Mapping Military Service with ScribbleMaps
Let’s Start–Mapping #1
I am blessed to work at a local library branch and have the opportunity to teach genealogy classes of my own design. One of my popular presentations is “Let’s Start: Mapping”, where I give tools and strategies to assist in mapping family history stories.
I’d like to show you how I used ScribbleMaps to map my father’s military service history. www.scribblemaps.com gives you the option of downloading the app or using it right on their site. Later you can print the map or export it as a KML (Keyhole Markup Language) file. A KML file can transfer mapping information.
This is their opening page:
In this instance, I was trying to map my father’s overseas war experience in WWII when he was captured as a POW, the prison camps he was assigned to, where he lived in a cave for 6 months, and where he, at last, got back behind allied lines.

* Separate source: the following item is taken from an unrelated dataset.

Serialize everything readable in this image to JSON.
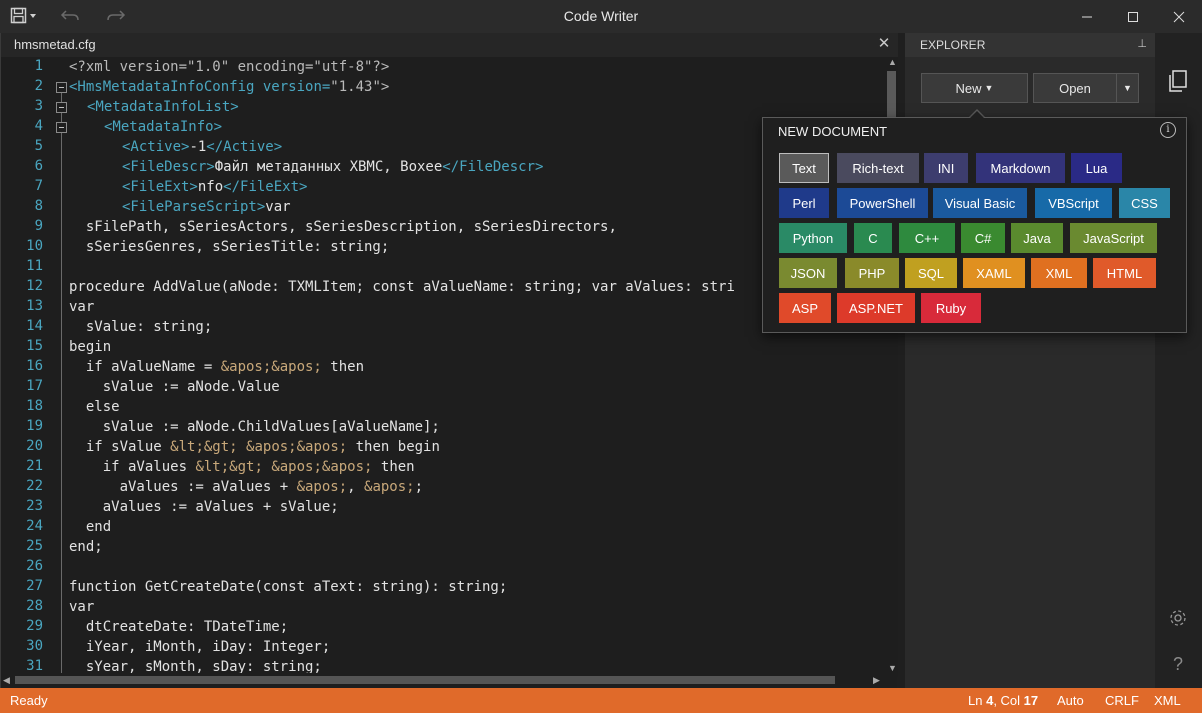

These are the locations from my dad’s experience: He was captured in Kef el Ahmar, Tunisia; taken initially to Camp 98, a prison camp in Palermo, Sicily, Italy; then to his final prison camp, Camp 59, in Servigliano, Italy. When he escaped, right after the Italians surrendered, he and his buddy lived in a cave for 6 months until someone helped him get back across the British lines.

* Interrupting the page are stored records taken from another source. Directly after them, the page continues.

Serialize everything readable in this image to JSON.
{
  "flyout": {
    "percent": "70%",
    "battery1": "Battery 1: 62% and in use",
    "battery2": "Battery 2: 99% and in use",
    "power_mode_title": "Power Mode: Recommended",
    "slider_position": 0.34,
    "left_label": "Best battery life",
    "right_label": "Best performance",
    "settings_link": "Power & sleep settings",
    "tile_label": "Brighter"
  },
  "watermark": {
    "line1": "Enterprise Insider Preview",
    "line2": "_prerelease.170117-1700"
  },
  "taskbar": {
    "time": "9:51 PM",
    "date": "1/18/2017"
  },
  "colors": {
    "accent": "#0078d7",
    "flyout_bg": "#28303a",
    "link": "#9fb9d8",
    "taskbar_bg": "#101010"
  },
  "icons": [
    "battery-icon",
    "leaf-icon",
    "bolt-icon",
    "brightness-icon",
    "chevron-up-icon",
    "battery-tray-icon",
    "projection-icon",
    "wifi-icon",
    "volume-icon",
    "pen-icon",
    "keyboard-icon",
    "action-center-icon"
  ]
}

Here’s how you would use this tool to map this series of events. Click on ‘Create Map Now’. This opens the dashboard where you can begin.

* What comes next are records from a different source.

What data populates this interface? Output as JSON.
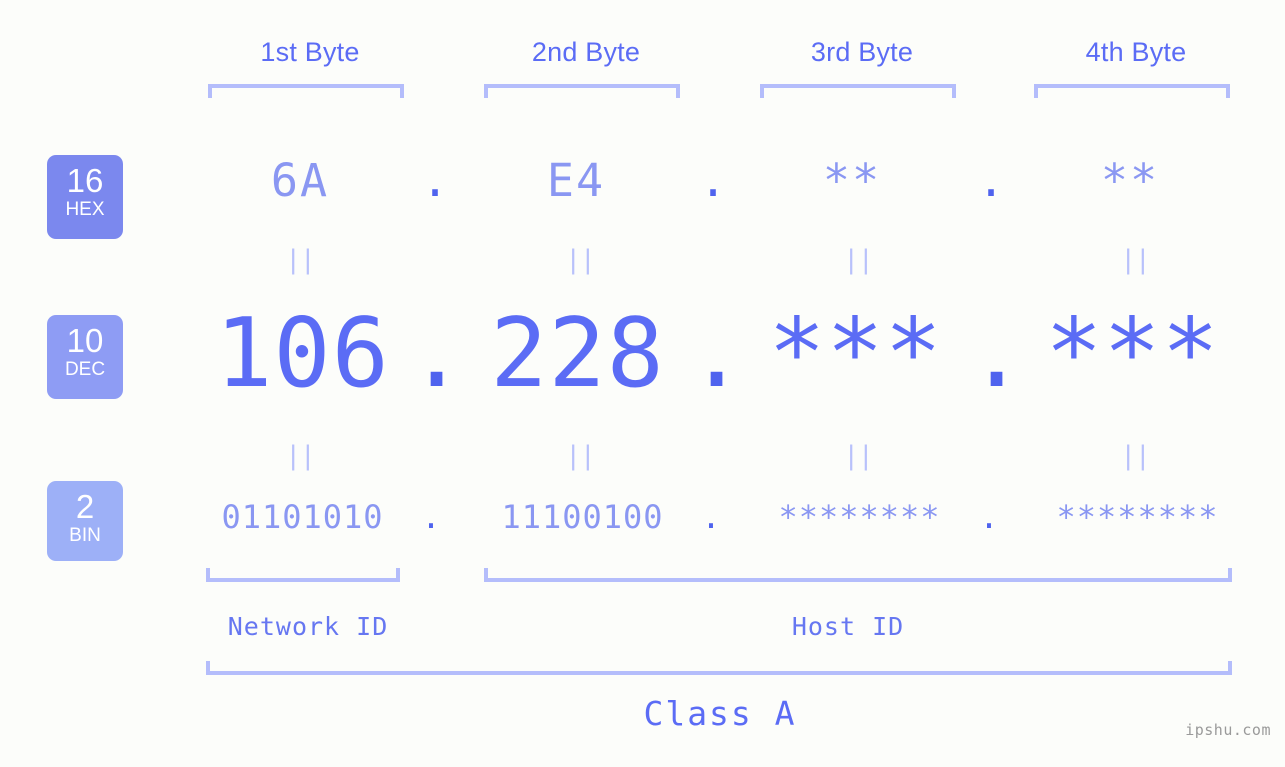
{
  "page": {
    "watermark": "ipshu.com",
    "background_color": "#fcfdfa",
    "accent_color": "#5b6cf5",
    "light_accent_color": "#b4bdfb"
  },
  "byte_headers": [
    {
      "label": "1st Byte"
    },
    {
      "label": "2nd Byte"
    },
    {
      "label": "3rd Byte"
    },
    {
      "label": "4th Byte"
    }
  ],
  "bases": [
    {
      "number": "16",
      "abbr": "HEX",
      "color": "#7b88ee"
    },
    {
      "number": "10",
      "abbr": "DEC",
      "color": "#8e9cf4"
    },
    {
      "number": "2",
      "abbr": "BIN",
      "color": "#9db0f7"
    }
  ],
  "separators": {
    "dot": ".",
    "equals": "||"
  },
  "rows": {
    "hex": {
      "base_label": "HEX",
      "values": [
        "6A",
        "E4",
        "**",
        "**"
      ]
    },
    "dec": {
      "base_label": "DEC",
      "values": [
        "106",
        "228",
        "***",
        "***"
      ]
    },
    "bin": {
      "base_label": "BIN",
      "values": [
        "01101010",
        "11100100",
        "********",
        "********"
      ]
    }
  },
  "sections": {
    "network_id": "Network ID",
    "host_id": "Host ID",
    "class": "Class A"
  }
}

In the search box, enter your first location. In this example I am going enter the first location by name. Entering Kef el Ahmar, Tunisia offers me two choices that the program has recognized. I chose the most appropriate one, Kef el Ahmar, Sbiba, Kasserine, Tunisia since this is where my dad was captured.
Click on the map portion to close the ‘nearby search’ option box.
Click on ‘Add Marker’ and a blue marker appears. Continue to add locations.
I switched to ‘Road’ view (in the right lower corner) as it is easier for me to see. Then I pressed the ‘ –’ button on the right to move the view further out (zooming out), to be able to see all the plot points on one page.
Notice all the plot points on the right. Click on the diagonal ‘line’ button on the dashboard. You then have a cursor. Click on the first point you would like to connect with lines, and then drag to where you would like it to end. Click again and drag to draw the next leg. If you click on the ‘eraser’ button in the dashboard, it will erase all your lines.
If you wish to create labels for your plot points, click on the ‘ABC’ button on the dashboard. A data entry box appears (below). Type or copy and paste into the ‘Title’ line. Notice, this is also capturing GPS information for you if you do not already have it. Click ‘Save’.
Click on the ‘Move and Edit Overlays’ button (it is next to the Menu button on the dashboard) to move the labels so you can see the plot points. If you are drawing lines between points after the labels are entered, you will need to move the labels to see the plot points.
Here you can see the lines drawn and plot points labeled.
I was also able to produce this map entering GPS data instead of location name data. Instead of entering Kef el Ahmar, Tunisia, I entered 35°28′15.89″N 9°01′48.79″E.
By clicking on the KML button, a KML box appears. The KML button appears on the right side of the screen above the data point information. If you click on a KML file, it will open in Google Earth. (You could also save it in a PDF file).
If you click on the Menu button on the upper left dashboard, a drop down menu will appear that allows you to print, save, or email your map.
I was able to email a map to myself and print.
Now you’ve been able to inexpensively create a map of your ancestor’s military service.
While the ability to create maps is FREE, there is the option to upgrade to a paid service, where you can explore this list of site features.
Scribblemaps.com also offers a distance calculator.
What tools are you using to map your family stories? What challenges and successes are you having? Let me know if ScribbleMaps has worked for you. If you liked this post, please share on social media.
Please join me on my Genealogy Journey as I explore ways to write and map your family history.